• [GIVEN DATA]:
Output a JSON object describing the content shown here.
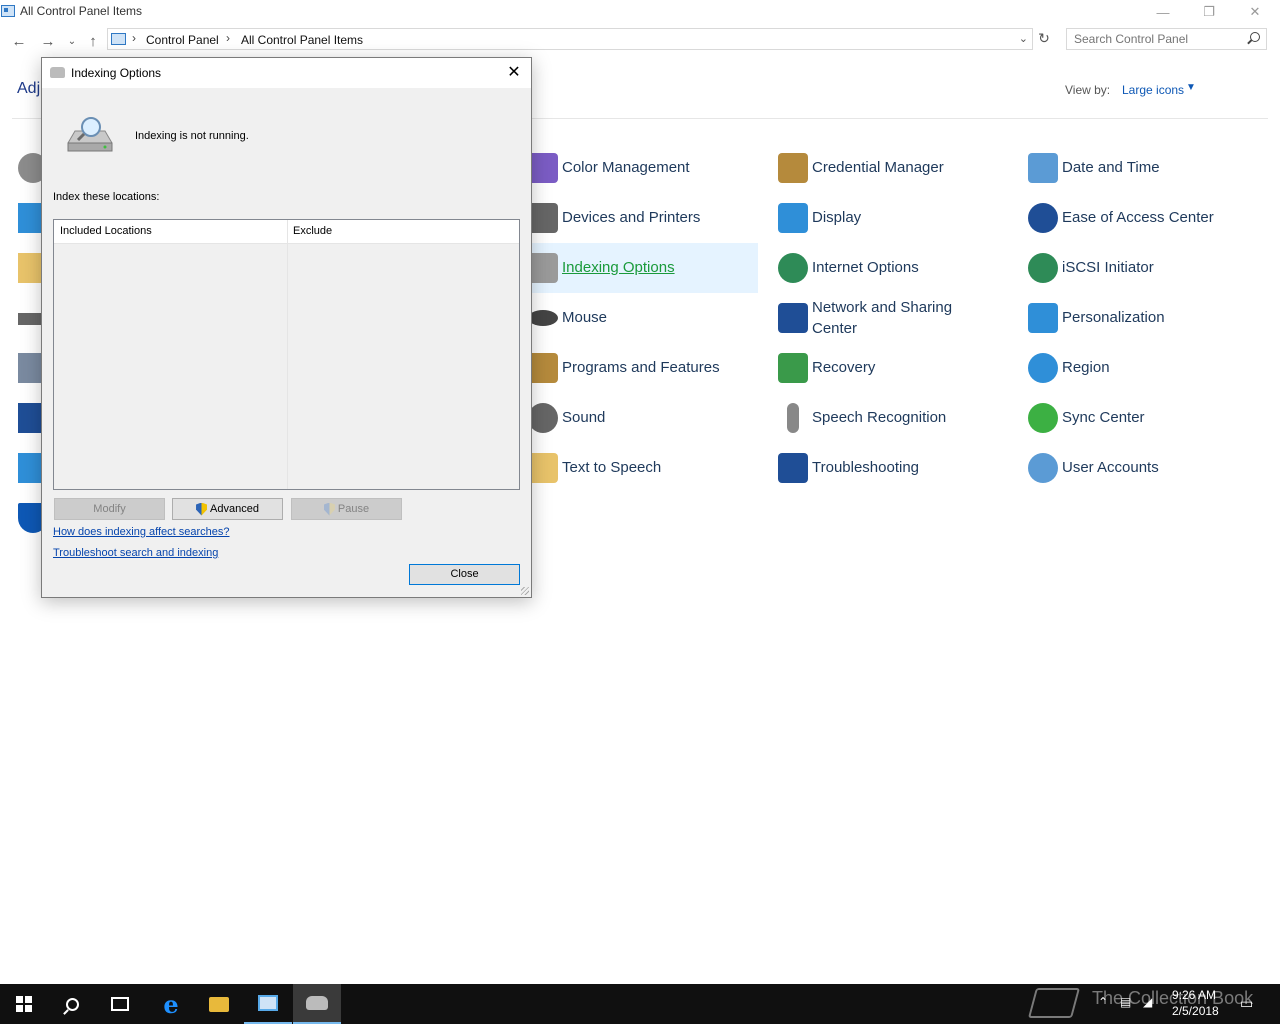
{
  "window": {
    "title": "All Control Panel Items"
  },
  "address": {
    "crumbs": [
      "Control Panel",
      "All Control Panel Items"
    ]
  },
  "search": {
    "placeholder": "Search Control Panel"
  },
  "heading": "Adj",
  "view": {
    "label": "View by:",
    "value": "Large icons"
  },
  "items": [
    {
      "label": "Color Management",
      "icon": "color-management-icon",
      "color": "#7b5cc4"
    },
    {
      "label": "Credential Manager",
      "icon": "credential-manager-icon",
      "color": "#b58a3c"
    },
    {
      "label": "Date and Time",
      "icon": "date-time-icon",
      "color": "#5b9bd5"
    },
    {
      "label": "Devices and Printers",
      "icon": "printer-icon",
      "color": "#666666"
    },
    {
      "label": "Display",
      "icon": "display-icon",
      "color": "#2f8fd8"
    },
    {
      "label": "Ease of Access Center",
      "icon": "ease-of-access-icon",
      "color": "#1f4e96"
    },
    {
      "label": "Indexing Options",
      "icon": "indexing-options-icon",
      "color": "#9a9a9a"
    },
    {
      "label": "Internet Options",
      "icon": "internet-options-icon",
      "color": "#2e8b57"
    },
    {
      "label": "iSCSI Initiator",
      "icon": "iscsi-initiator-icon",
      "color": "#2e8b57"
    },
    {
      "label": "Mouse",
      "icon": "mouse-icon",
      "color": "#444444"
    },
    {
      "label": "Network and Sharing Center",
      "icon": "network-icon",
      "color": "#1f4e96"
    },
    {
      "label": "Personalization",
      "icon": "personalization-icon",
      "color": "#2f8fd8"
    },
    {
      "label": "Programs and Features",
      "icon": "programs-features-icon",
      "color": "#b58a3c"
    },
    {
      "label": "Recovery",
      "icon": "recovery-icon",
      "color": "#3a9a4a"
    },
    {
      "label": "Region",
      "icon": "region-icon",
      "color": "#2f8fd8"
    },
    {
      "label": "Sound",
      "icon": "sound-icon",
      "color": "#666666"
    },
    {
      "label": "Speech Recognition",
      "icon": "microphone-icon",
      "color": "#888888"
    },
    {
      "label": "Sync Center",
      "icon": "sync-center-icon",
      "color": "#3cb043"
    },
    {
      "label": "Text to Speech",
      "icon": "text-to-speech-icon",
      "color": "#e8c36a"
    },
    {
      "label": "Troubleshooting",
      "icon": "troubleshooting-icon",
      "color": "#1f4e96"
    },
    {
      "label": "User Accounts",
      "icon": "user-accounts-icon",
      "color": "#5b9bd5"
    }
  ],
  "dialog": {
    "title": "Indexing Options",
    "status": "Indexing is not running.",
    "index_label": "Index these locations:",
    "columns": [
      "Included Locations",
      "Exclude"
    ],
    "buttons": {
      "modify": "Modify",
      "advanced": "Advanced",
      "pause": "Pause",
      "close": "Close"
    },
    "links": [
      "How does indexing affect searches?",
      "Troubleshoot search and indexing"
    ]
  },
  "taskbar": {
    "time": "9:26 AM",
    "date": "2/5/2018",
    "watermark": "The Collection Book"
  }
}
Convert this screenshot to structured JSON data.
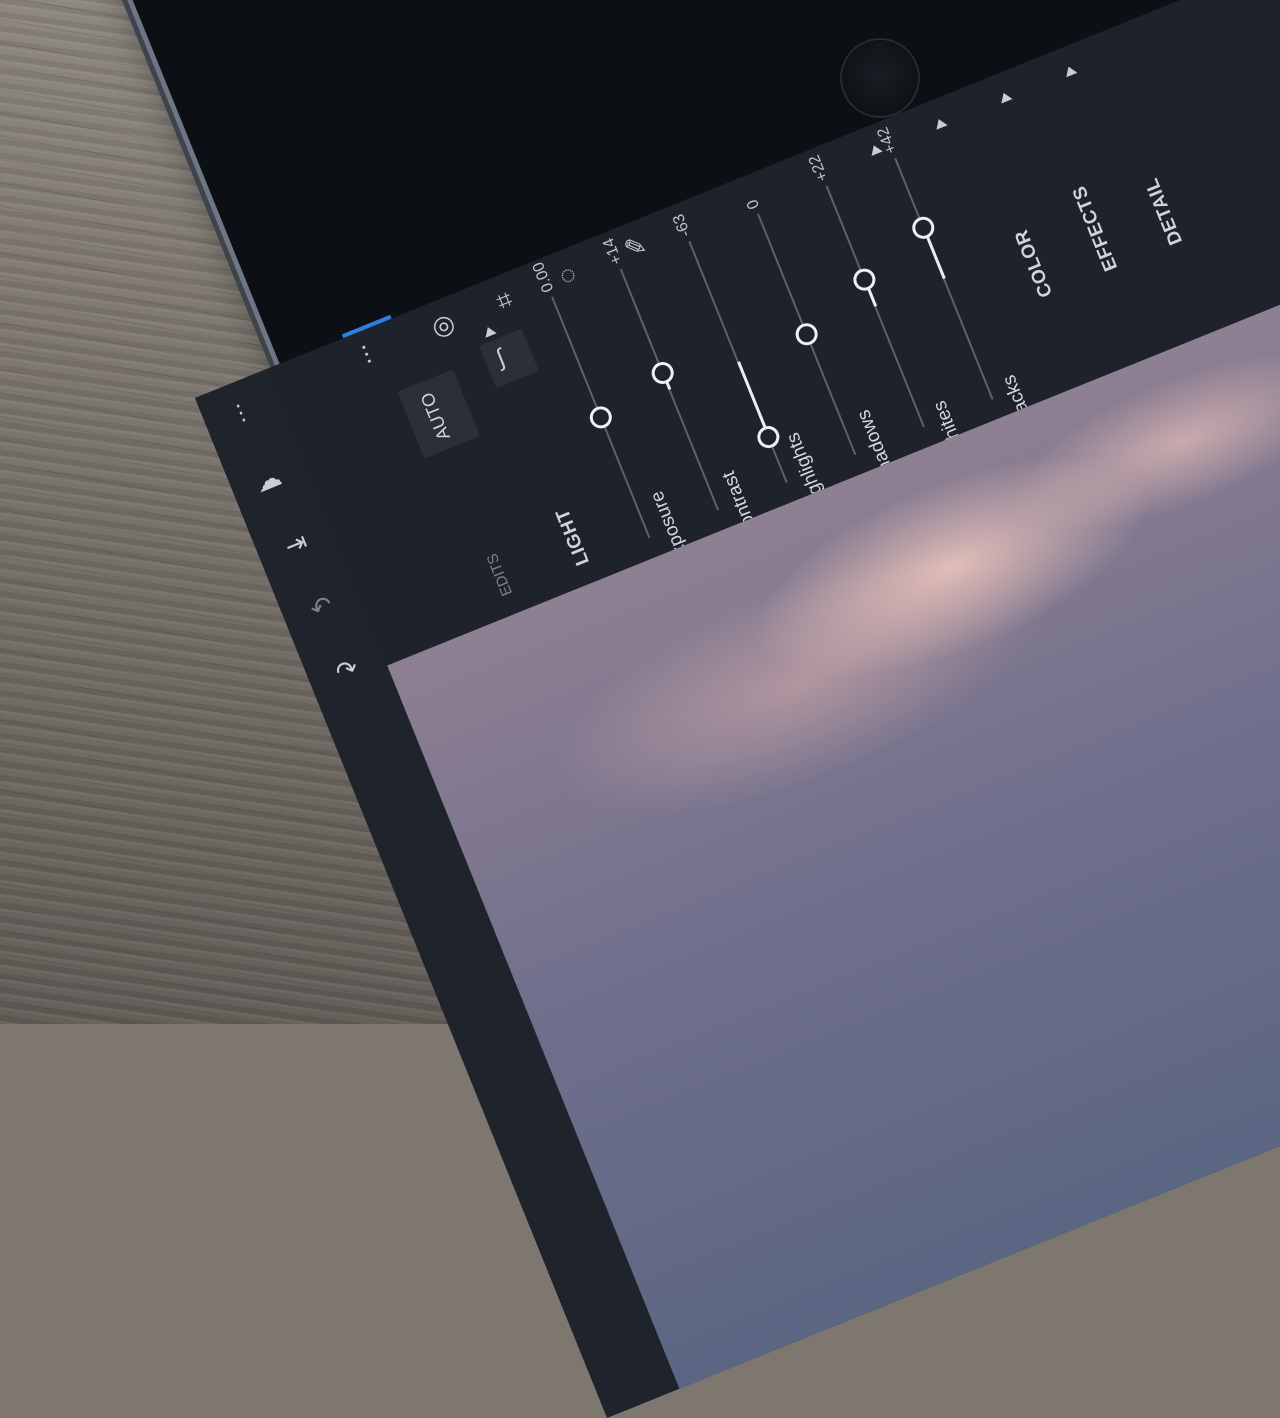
{
  "panel": {
    "auto_label": "AUTO",
    "edits_label": "EDITS",
    "section_light": "LIGHT",
    "sections": [
      "COLOR",
      "EFFECTS",
      "DETAIL"
    ],
    "sliders": [
      {
        "label": "Exposure",
        "value": "0.00",
        "level": 0.5
      },
      {
        "label": "Contrast",
        "value": "+14",
        "level": 0.57
      },
      {
        "label": "Highlights",
        "value": "-63",
        "level": 0.19
      },
      {
        "label": "Shadows",
        "value": "0",
        "level": 0.5
      },
      {
        "label": "Whites",
        "value": "+22",
        "level": 0.61
      },
      {
        "label": "Blacks",
        "value": "+42",
        "level": 0.71
      }
    ]
  },
  "icons": [
    "more-icon",
    "cloud-icon",
    "export-icon",
    "undo-icon",
    "redo-icon",
    "sliders-icon",
    "color-mix-icon",
    "crop-icon",
    "selective-icon",
    "heal-icon",
    "curve-icon"
  ],
  "colors": {
    "accent": "#2f7fe0",
    "panel": "#1d222b"
  }
}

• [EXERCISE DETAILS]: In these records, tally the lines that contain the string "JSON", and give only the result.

• [THE COMPLETED TASK]: 2